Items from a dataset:
'''

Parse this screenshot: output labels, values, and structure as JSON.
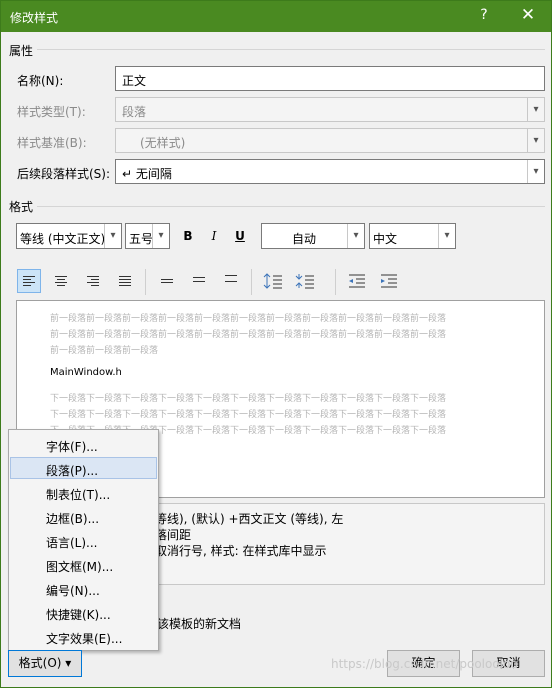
{
  "window": {
    "title": "修改样式",
    "help_label": "?",
    "close_label": "✕"
  },
  "properties": {
    "section_label": "属性",
    "name_label": "名称(N):",
    "name_value": "正文",
    "type_label": "样式类型(T):",
    "type_value": "段落",
    "based_label": "样式基准(B):",
    "based_value": "(无样式)",
    "next_label": "后续段落样式(S):",
    "next_value": "↵ 无间隔"
  },
  "format": {
    "section_label": "格式",
    "font": "等线 (中文正文)",
    "size": "五号",
    "bold": "B",
    "italic": "I",
    "underline": "U",
    "color": "自动",
    "lang": "中文"
  },
  "preview": {
    "prev_lines": [
      "前一段落前一段落前一段落前一段落前一段落前一段落前一段落前一段落前一段落前一段落前一段落",
      "前一段落前一段落前一段落前一段落前一段落前一段落前一段落前一段落前一段落前一段落前一段落",
      "前一段落前一段落前一段落"
    ],
    "sample": "MainWindow.h",
    "next_lines": [
      "下一段落下一段落下一段落下一段落下一段落下一段落下一段落下一段落下一段落下一段落下一段落",
      "下一段落下一段落下一段落下一段落下一段落下一段落下一段落下一段落下一段落下一段落下一段落",
      "下一段落下一段落下一段落下一段落下一段落下一段落下一段落下一段落下一段落下一段落下一段落"
    ]
  },
  "description": {
    "line1": "等线), (默认) +西文正文 (等线), 左",
    "line2": "落间距",
    "line3": "取消行号, 样式: 在样式库中显示"
  },
  "template_text": "该模板的新文档",
  "menu": {
    "items": [
      "字体(F)...",
      "段落(P)...",
      "制表位(T)...",
      "边框(B)...",
      "语言(L)...",
      "图文框(M)...",
      "编号(N)...",
      "快捷键(K)...",
      "文字效果(E)..."
    ],
    "selected_index": 1
  },
  "buttons": {
    "format": "格式(O) ▾",
    "ok": "确定",
    "cancel": "取消"
  },
  "watermark": "https://blog.csdn.net/poolooloo"
}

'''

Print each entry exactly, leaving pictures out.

◆ **Answer box**
Parse this screenshot: output labels, values, and structure as JSON.
{
  "window": {
    "title": "修改样式",
    "help_label": "?",
    "close_label": "✕"
  },
  "properties": {
    "section_label": "属性",
    "name_label": "名称(N):",
    "name_value": "正文",
    "type_label": "样式类型(T):",
    "type_value": "段落",
    "based_label": "样式基准(B):",
    "based_value": "(无样式)",
    "next_label": "后续段落样式(S):",
    "next_value": "↵ 无间隔"
  },
  "format": {
    "section_label": "格式",
    "font": "等线 (中文正文)",
    "size": "五号",
    "bold": "B",
    "italic": "I",
    "underline": "U",
    "color": "自动",
    "lang": "中文"
  },
  "preview": {
    "prev_lines": [
      "前一段落前一段落前一段落前一段落前一段落前一段落前一段落前一段落前一段落前一段落前一段落",
      "前一段落前一段落前一段落前一段落前一段落前一段落前一段落前一段落前一段落前一段落前一段落",
      "前一段落前一段落前一段落"
    ],
    "sample": "MainWindow.h",
    "next_lines": [
      "下一段落下一段落下一段落下一段落下一段落下一段落下一段落下一段落下一段落下一段落下一段落",
      "下一段落下一段落下一段落下一段落下一段落下一段落下一段落下一段落下一段落下一段落下一段落",
      "下一段落下一段落下一段落下一段落下一段落下一段落下一段落下一段落下一段落下一段落下一段落"
    ]
  },
  "description": {
    "line1": "等线), (默认) +西文正文 (等线), 左",
    "line2": "落间距",
    "line3": "取消行号, 样式: 在样式库中显示"
  },
  "template_text": "该模板的新文档",
  "menu": {
    "items": [
      "字体(F)...",
      "段落(P)...",
      "制表位(T)...",
      "边框(B)...",
      "语言(L)...",
      "图文框(M)...",
      "编号(N)...",
      "快捷键(K)...",
      "文字效果(E)..."
    ],
    "selected_index": 1
  },
  "buttons": {
    "format": "格式(O) ▾",
    "ok": "确定",
    "cancel": "取消"
  },
  "watermark": "https://blog.csdn.net/poolooloo"
}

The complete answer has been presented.